This is a great book about the addict brain and the crazy rationalizations. The book does a great job of helping everyone see how an addict convinces him/herself to act out and not see anything wrong with it. The author offers great advice and sound steps on how to combat this faulty thinking and behavior. I would highly recommend for anyone suffering from addiction. – JL
Great read. So much of the information I come across about addiction is focused on withdrawals, or the societal stigma of addiction. This book by Irwin Morse and Roger Stark takes a progressive look into getting back to sobriety and that you deserve to be sober.
Physically, the book is designed very well and the sizing, font, and flow all make for an enjoyable reading experience. Alan B.
Author’s Irwin Morse and Roger Stark did an exceptional writing job with this book. Irwin’s personal experiences are invaluable and brought this book to life for recovery readers. Roger’s coaching knowledge working with others with addiction shines in this book as well. Right off in Chapter One with, “Monkey Brain and Monkey Brain in Action” made me wish this book had been available when I started my own recovery path in 2007. It just may have saved me from some terrible financial choices that made me know I needed more work in my recovery in the area of my “Financial Inventory.”
Another area that hit home for me in this book is when George spoke of the experience of, “Men Don’t Cry.” Wow! I had many experiences like George after his father “slapped him across the face” and I could feel George’s RAGE within the written words. My own parents had done this to me many times over, and it carried into my adulthood, adding fuel to my addiction later in life. Other areas in the book that are excellently covered are denial, shame, childhood trauma, and so much more. It really is a GPS Guide to Recovery.
This book has so much helpful information, taught skills and advice within these pages. One of the best addiction/recovery books I have read to date! I highly recommend this book to those looking to start recovery and families that want to support the addict starting recovery.

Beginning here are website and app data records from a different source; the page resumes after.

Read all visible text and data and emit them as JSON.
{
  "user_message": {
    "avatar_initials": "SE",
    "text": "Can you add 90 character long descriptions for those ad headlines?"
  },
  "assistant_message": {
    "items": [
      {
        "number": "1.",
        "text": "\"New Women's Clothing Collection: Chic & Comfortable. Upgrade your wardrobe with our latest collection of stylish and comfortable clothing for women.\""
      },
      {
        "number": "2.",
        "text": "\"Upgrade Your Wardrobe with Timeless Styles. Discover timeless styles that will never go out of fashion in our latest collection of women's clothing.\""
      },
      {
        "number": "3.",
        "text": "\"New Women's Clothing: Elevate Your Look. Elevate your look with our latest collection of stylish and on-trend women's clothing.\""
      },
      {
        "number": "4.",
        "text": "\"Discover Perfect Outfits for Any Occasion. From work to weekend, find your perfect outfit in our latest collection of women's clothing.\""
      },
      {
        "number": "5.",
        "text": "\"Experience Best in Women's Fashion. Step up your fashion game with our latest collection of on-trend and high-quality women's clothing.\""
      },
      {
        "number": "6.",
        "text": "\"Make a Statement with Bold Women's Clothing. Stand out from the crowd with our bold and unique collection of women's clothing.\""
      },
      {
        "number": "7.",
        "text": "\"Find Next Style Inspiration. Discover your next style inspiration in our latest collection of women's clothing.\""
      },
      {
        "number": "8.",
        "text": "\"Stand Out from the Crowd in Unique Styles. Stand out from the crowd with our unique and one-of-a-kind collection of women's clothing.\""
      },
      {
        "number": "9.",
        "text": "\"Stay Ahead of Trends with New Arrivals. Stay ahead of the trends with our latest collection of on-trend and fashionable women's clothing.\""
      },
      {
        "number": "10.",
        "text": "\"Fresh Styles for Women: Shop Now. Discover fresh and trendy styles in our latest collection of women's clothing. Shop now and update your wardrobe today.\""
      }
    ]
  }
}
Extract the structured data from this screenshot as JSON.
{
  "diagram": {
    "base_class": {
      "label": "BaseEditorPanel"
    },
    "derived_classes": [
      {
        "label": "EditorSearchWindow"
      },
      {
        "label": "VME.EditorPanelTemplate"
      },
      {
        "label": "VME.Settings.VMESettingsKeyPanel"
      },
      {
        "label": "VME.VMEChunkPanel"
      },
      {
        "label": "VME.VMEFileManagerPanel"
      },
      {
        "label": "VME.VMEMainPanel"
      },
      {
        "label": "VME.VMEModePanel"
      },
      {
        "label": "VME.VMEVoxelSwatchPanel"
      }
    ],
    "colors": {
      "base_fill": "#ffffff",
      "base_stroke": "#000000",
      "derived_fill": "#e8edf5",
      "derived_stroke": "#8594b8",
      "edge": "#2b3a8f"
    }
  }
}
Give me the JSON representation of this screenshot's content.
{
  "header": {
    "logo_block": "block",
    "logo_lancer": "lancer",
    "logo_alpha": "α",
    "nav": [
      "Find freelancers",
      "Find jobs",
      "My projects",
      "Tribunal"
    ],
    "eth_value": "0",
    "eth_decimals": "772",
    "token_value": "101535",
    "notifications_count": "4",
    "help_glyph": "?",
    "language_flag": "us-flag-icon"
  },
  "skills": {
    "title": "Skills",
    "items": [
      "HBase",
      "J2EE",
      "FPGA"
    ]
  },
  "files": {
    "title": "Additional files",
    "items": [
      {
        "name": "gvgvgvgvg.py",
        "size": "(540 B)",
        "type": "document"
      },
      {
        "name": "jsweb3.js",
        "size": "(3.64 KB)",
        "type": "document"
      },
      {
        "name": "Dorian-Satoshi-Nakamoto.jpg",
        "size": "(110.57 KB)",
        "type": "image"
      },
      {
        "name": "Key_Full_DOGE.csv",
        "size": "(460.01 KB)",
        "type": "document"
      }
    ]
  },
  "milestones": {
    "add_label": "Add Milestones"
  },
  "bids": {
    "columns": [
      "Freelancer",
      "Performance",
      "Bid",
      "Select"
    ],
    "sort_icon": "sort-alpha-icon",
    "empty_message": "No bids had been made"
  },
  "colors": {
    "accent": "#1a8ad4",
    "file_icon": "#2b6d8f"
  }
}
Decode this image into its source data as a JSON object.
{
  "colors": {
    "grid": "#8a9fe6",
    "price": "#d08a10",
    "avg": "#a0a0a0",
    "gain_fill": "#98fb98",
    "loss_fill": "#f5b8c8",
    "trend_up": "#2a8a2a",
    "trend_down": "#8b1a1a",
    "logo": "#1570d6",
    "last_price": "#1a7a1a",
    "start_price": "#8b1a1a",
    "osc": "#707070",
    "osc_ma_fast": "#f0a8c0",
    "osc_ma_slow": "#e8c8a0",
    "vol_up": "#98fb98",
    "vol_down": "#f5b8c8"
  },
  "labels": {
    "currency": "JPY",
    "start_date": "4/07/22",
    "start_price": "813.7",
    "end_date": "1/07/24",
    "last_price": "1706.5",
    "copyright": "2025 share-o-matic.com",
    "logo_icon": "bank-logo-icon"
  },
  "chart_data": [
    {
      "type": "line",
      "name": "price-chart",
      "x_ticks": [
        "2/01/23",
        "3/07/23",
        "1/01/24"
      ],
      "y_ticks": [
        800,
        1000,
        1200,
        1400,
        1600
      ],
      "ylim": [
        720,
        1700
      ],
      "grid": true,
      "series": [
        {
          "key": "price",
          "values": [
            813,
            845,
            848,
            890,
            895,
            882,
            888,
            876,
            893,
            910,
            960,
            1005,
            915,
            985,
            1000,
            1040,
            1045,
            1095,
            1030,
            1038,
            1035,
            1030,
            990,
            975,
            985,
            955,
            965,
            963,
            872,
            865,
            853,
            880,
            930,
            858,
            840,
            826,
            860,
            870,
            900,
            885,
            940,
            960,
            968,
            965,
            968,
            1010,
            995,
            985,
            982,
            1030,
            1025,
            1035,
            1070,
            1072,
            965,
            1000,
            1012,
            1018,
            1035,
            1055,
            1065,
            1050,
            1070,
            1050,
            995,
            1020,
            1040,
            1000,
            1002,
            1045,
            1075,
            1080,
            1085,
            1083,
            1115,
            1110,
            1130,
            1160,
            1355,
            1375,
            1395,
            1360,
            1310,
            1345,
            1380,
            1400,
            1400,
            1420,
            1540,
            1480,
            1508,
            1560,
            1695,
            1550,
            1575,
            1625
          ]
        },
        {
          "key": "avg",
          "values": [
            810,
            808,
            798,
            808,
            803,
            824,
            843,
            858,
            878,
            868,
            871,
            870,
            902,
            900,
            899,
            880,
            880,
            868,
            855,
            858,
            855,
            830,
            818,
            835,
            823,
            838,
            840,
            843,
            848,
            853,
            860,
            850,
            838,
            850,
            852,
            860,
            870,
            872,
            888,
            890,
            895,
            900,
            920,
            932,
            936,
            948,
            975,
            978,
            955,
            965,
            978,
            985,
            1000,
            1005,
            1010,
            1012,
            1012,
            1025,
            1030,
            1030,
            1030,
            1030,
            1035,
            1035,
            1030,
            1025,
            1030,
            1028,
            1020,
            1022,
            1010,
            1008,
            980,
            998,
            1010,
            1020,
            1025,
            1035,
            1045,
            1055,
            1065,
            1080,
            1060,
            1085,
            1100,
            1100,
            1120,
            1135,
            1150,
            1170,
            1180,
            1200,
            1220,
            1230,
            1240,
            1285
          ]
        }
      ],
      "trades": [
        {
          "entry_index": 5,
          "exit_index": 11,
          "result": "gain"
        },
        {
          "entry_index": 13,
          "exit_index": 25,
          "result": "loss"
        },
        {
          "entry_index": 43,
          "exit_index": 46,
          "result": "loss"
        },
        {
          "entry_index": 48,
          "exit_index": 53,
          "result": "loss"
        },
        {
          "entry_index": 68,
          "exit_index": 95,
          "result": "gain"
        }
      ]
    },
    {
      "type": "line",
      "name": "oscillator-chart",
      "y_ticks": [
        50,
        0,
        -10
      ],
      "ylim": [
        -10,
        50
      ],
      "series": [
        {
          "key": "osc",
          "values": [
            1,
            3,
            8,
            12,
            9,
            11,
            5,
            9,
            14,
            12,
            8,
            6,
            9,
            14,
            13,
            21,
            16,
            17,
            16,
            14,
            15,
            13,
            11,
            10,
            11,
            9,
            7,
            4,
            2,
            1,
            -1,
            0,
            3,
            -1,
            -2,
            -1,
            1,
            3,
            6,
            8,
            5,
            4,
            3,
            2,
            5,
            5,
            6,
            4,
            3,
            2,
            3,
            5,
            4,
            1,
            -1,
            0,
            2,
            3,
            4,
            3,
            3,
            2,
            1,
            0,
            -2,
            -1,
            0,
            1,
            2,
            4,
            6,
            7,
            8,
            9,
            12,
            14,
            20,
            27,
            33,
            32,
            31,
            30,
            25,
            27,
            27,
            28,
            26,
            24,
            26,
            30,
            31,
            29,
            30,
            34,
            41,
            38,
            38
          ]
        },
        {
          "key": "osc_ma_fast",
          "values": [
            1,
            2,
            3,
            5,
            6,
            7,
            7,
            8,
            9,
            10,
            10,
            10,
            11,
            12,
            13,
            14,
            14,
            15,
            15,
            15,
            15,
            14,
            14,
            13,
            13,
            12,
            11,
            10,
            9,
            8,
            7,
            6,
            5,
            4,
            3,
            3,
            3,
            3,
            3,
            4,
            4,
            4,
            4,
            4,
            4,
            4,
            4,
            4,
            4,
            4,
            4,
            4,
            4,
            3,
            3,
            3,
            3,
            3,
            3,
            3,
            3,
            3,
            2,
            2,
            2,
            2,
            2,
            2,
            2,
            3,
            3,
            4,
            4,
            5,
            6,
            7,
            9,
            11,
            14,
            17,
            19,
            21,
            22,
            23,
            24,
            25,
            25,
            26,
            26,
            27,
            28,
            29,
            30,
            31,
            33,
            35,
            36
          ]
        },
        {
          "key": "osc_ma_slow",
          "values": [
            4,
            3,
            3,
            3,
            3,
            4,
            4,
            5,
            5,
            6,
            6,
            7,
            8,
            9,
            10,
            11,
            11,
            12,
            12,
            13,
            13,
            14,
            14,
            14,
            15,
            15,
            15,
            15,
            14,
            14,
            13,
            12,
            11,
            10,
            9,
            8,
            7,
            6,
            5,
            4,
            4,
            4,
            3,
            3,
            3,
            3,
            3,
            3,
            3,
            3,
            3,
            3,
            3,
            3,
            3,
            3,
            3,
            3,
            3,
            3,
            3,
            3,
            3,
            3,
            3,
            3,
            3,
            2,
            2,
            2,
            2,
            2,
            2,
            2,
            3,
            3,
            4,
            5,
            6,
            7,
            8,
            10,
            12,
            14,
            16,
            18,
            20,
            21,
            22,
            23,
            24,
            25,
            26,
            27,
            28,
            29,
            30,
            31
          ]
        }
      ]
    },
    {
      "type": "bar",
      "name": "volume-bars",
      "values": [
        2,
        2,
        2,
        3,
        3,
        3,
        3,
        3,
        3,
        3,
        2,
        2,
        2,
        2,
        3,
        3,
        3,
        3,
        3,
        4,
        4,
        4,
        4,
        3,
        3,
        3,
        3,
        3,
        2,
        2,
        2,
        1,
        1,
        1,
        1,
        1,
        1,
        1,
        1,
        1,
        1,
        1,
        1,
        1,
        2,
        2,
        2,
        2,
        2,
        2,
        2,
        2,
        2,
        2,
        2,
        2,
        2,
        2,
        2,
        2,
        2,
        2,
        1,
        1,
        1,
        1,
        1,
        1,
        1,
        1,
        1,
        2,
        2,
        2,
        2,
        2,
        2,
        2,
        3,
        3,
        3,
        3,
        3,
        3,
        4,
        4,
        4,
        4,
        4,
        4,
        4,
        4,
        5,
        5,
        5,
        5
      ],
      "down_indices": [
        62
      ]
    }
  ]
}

It will help those to learn not to enable the addict when they start the road to recovery. Family and friends will learn the right way to support them.
Just sorry that I can only give it a 5-Stars when it deserves a 10-Star Rating! Catherine Townsend-Lyon
I thoroughly enjoyed reading this book! I found the stories to be both entertaining and highly relevant. I identified with a number of the stories and the suggested action steps were definitely helpful for me.
What struck me the most is the idea of writing a mission statement – what kind of changes you would like to see in this world as a serene person in recovery.
The stories and commentaries also assist me in identifying my defects of character I didn’t realize I had. It opened my eyes to how crazy I am and helped me find my path to recovery.
I definitely recommend this to people in recovery, sponsors and sponsees and partners to people in recovery. – JHP
“I think you did a good job capturing the pain of addiction. No doubt other men will identify with that and it will help them in recovery.
I was glad to hear that your recovery plan revolves largely around attending meetings and working the steps. It is hard to improve on the basics.
I hope others in recovery, or those who need to be in recovery, will read the book. Keep up the good work. And get started on the next one.” A therapist’s note
I am telling everyone about your book! It has been so helpful to me. I thank you so much. I am wiser to my monkey brain than I was before!!! Dang, I have been amazingly bamboozled so many times! Today I am a better person because of your book! MLN
Two thumbs up! Kate from Houston